**Your goal:**
Every record below must be returned word for word, with the pictures left out.

----------------------------------------

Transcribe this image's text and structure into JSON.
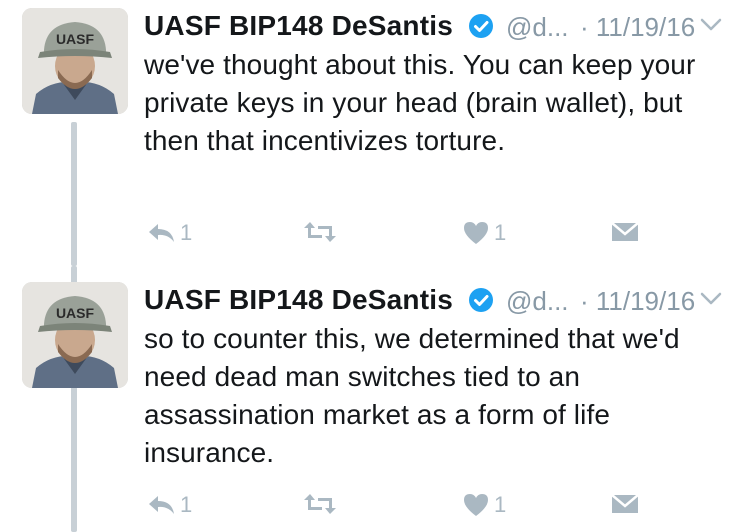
{
  "tweets": [
    {
      "author": "UASF BIP148 DeSantis",
      "handle": "@d...",
      "date": "· 11/19/16",
      "avatar_cap_text": "UASF",
      "text": "we've thought about this. You can keep your private keys in your head (brain wallet), but then that incentivizes torture.",
      "reply_count": "1",
      "retweet_count": "",
      "like_count": "1"
    },
    {
      "author": "UASF BIP148 DeSantis",
      "handle": "@d...",
      "date": "· 11/19/16",
      "avatar_cap_text": "UASF",
      "text": "so to counter this, we determined that we'd need dead man switches tied to an assassination market as a form of life insurance.",
      "reply_count": "1",
      "retweet_count": "",
      "like_count": "1"
    }
  ],
  "icons": {
    "verified": "verified-badge-icon",
    "menu": "chevron-down-icon",
    "reply": "reply-icon",
    "retweet": "retweet-icon",
    "like": "heart-icon",
    "message": "direct-message-icon"
  },
  "colors": {
    "text": "#14171a",
    "muted": "#8899a6",
    "icon": "#aab8c2",
    "verified": "#1da1f2",
    "thread_line": "#c8d0d6"
  }
}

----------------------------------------

**Problem solution:**
Transcribe this image's text and structure into JSON.
{
  "tweets": [
    {
      "author": "UASF BIP148 DeSantis",
      "handle": "@d...",
      "date": "· 11/19/16",
      "avatar_cap_text": "UASF",
      "text": "we've thought about this. You can keep your private keys in your head (brain wallet), but then that incentivizes torture.",
      "reply_count": "1",
      "retweet_count": "",
      "like_count": "1"
    },
    {
      "author": "UASF BIP148 DeSantis",
      "handle": "@d...",
      "date": "· 11/19/16",
      "avatar_cap_text": "UASF",
      "text": "so to counter this, we determined that we'd need dead man switches tied to an assassination market as a form of life insurance.",
      "reply_count": "1",
      "retweet_count": "",
      "like_count": "1"
    }
  ],
  "icons": {
    "verified": "verified-badge-icon",
    "menu": "chevron-down-icon",
    "reply": "reply-icon",
    "retweet": "retweet-icon",
    "like": "heart-icon",
    "message": "direct-message-icon"
  },
  "colors": {
    "text": "#14171a",
    "muted": "#8899a6",
    "icon": "#aab8c2",
    "verified": "#1da1f2",
    "thread_line": "#c8d0d6"
  }
}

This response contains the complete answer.